Home again from Montana.
A different and greyer light. A heaviness, square and plodding and certain. A house to call our own, a village we are familiar with. We step back into tasks we had left behind, step back into life as we left it, head to work.
After a week away, the familiar is less familiar; the different is less different. Travel broadens a fellow, and so does living fully in the moment, here, now. Can I live fully in this little stretch of Wisconsin now, finding my full measure of joy in it? I hope so. It is okay for the farm boy to love the mountains; but it is also good to come home to familiar light, a sky I recognize. Fairwater is not rimmed by mountains the way Missoula, Montana, is. The sky does not reach forever in all directions but holds a certain German squareness. It is okay to love the mountains; it is better to come home.
Those clouds we flew over yesterday: they are above us today. There is blue sky following. The Missouri river divided blue sky from cloud for us yesterday. What shall divide them today? Shall we even be able to see the dividing line from this perspective, to think such thoughts?
It is not a summer day, but it is not sharply chilled either. Moisture on the windshield, the smell of autumn leaves, the smell of home.

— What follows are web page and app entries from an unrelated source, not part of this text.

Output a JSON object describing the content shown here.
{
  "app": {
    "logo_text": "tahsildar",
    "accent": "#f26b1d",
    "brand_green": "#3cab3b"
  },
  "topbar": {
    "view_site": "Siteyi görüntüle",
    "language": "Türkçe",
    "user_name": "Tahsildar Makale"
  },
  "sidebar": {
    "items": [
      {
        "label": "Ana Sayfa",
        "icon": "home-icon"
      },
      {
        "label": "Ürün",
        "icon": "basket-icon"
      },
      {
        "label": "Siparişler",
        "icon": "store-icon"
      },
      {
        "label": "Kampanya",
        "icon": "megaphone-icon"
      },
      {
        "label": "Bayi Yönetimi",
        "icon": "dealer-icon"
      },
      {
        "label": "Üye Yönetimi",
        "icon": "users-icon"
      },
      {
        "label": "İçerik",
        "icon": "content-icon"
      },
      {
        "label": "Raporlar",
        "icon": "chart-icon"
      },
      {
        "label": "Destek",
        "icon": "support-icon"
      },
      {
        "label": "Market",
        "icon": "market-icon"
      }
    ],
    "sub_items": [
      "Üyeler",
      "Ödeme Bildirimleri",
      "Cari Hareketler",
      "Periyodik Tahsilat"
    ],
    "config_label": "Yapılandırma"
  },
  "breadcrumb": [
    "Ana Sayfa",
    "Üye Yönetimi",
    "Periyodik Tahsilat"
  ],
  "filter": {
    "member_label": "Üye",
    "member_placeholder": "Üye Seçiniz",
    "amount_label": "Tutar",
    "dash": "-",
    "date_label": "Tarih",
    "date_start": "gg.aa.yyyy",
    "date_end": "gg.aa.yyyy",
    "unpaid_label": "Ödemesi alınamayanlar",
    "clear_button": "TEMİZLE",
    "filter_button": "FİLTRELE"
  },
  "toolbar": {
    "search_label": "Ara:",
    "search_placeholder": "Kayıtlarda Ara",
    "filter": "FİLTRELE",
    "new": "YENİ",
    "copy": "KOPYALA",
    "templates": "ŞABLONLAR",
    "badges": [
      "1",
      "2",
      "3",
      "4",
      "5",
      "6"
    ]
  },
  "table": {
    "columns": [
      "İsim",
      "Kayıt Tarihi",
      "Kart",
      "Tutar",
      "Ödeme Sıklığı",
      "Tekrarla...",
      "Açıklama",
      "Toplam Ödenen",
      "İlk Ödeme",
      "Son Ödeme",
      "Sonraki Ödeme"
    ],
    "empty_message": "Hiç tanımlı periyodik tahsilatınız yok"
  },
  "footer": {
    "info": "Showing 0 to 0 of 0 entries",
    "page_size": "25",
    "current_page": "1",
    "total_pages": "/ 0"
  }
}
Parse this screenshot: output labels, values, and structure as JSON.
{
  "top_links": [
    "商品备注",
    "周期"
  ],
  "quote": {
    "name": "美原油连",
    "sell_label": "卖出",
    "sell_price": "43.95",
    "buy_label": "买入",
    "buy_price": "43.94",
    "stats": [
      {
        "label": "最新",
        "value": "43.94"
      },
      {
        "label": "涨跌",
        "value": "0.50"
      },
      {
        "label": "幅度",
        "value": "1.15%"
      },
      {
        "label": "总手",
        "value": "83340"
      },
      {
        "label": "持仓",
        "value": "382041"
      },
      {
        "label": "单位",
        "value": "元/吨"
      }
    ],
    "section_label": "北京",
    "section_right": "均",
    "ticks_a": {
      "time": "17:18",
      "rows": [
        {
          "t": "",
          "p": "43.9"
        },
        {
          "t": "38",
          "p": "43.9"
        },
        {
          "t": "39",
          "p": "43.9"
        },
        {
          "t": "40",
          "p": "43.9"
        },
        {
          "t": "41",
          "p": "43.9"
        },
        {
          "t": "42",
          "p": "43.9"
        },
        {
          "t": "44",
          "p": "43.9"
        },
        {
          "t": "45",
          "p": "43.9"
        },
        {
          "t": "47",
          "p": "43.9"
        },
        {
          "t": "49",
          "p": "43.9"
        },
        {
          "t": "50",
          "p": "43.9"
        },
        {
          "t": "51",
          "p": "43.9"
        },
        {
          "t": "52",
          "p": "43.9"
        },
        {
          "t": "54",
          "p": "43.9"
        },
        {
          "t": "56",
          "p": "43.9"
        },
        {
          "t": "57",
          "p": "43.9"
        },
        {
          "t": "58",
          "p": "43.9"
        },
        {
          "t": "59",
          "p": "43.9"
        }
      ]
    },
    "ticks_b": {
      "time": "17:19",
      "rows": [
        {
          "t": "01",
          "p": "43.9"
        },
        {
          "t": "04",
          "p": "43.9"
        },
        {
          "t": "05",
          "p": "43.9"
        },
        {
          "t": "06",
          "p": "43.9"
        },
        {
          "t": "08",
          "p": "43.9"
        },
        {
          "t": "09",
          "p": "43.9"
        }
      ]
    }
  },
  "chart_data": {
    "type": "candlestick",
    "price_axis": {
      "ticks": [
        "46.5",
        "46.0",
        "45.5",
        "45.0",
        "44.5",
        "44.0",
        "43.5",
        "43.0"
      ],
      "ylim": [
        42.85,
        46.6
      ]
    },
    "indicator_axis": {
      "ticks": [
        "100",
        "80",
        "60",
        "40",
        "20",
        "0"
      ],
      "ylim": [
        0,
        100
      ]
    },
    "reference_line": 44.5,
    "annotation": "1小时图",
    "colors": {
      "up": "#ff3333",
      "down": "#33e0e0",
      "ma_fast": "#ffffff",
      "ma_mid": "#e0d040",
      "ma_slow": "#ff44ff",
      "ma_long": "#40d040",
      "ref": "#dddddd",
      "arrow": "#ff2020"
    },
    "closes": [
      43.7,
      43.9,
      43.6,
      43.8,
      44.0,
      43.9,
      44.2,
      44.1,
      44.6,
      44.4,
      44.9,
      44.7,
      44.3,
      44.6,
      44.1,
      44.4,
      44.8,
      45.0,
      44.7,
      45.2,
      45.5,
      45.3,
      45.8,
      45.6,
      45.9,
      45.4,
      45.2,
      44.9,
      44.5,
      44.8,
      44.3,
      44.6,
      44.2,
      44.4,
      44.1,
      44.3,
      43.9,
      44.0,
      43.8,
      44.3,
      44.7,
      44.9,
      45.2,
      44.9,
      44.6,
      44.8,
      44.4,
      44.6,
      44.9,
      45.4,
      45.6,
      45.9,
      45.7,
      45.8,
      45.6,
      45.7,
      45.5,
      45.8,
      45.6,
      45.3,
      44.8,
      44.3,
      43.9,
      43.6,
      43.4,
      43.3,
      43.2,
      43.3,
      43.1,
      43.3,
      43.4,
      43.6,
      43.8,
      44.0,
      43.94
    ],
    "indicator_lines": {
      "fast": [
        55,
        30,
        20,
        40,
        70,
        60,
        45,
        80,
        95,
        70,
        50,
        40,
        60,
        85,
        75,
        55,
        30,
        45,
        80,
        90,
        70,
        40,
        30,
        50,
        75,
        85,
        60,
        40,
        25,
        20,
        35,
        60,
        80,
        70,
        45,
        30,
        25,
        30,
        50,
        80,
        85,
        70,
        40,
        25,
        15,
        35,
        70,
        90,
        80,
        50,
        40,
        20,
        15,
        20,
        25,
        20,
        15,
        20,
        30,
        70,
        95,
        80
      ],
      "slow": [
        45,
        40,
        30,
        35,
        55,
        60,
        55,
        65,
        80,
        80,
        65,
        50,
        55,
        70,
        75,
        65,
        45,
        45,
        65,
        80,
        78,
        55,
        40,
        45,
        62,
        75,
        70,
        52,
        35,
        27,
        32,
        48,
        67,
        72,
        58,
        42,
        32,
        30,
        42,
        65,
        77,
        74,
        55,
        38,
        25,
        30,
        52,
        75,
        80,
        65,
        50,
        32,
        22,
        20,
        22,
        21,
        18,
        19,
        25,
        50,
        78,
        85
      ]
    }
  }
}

A wet landscape - some rain last night, apparently. Leaves have been falling - the trees are a thinner though still colorful fabric now. The clouds to the east along Lake Michigan are doubled and re-doubled on themselves, and icy blue. A field of corn has been harvested; another one, too, farther on. The soy beans near Five Corners have been taken and the fields have already been tilled. North of Five Corners, a woman drives a John Deere tractor, heading south towards me, pulling two wagons. She is a farm wife. She is serious. I recognize the determination on her face. I am home. I am with my people.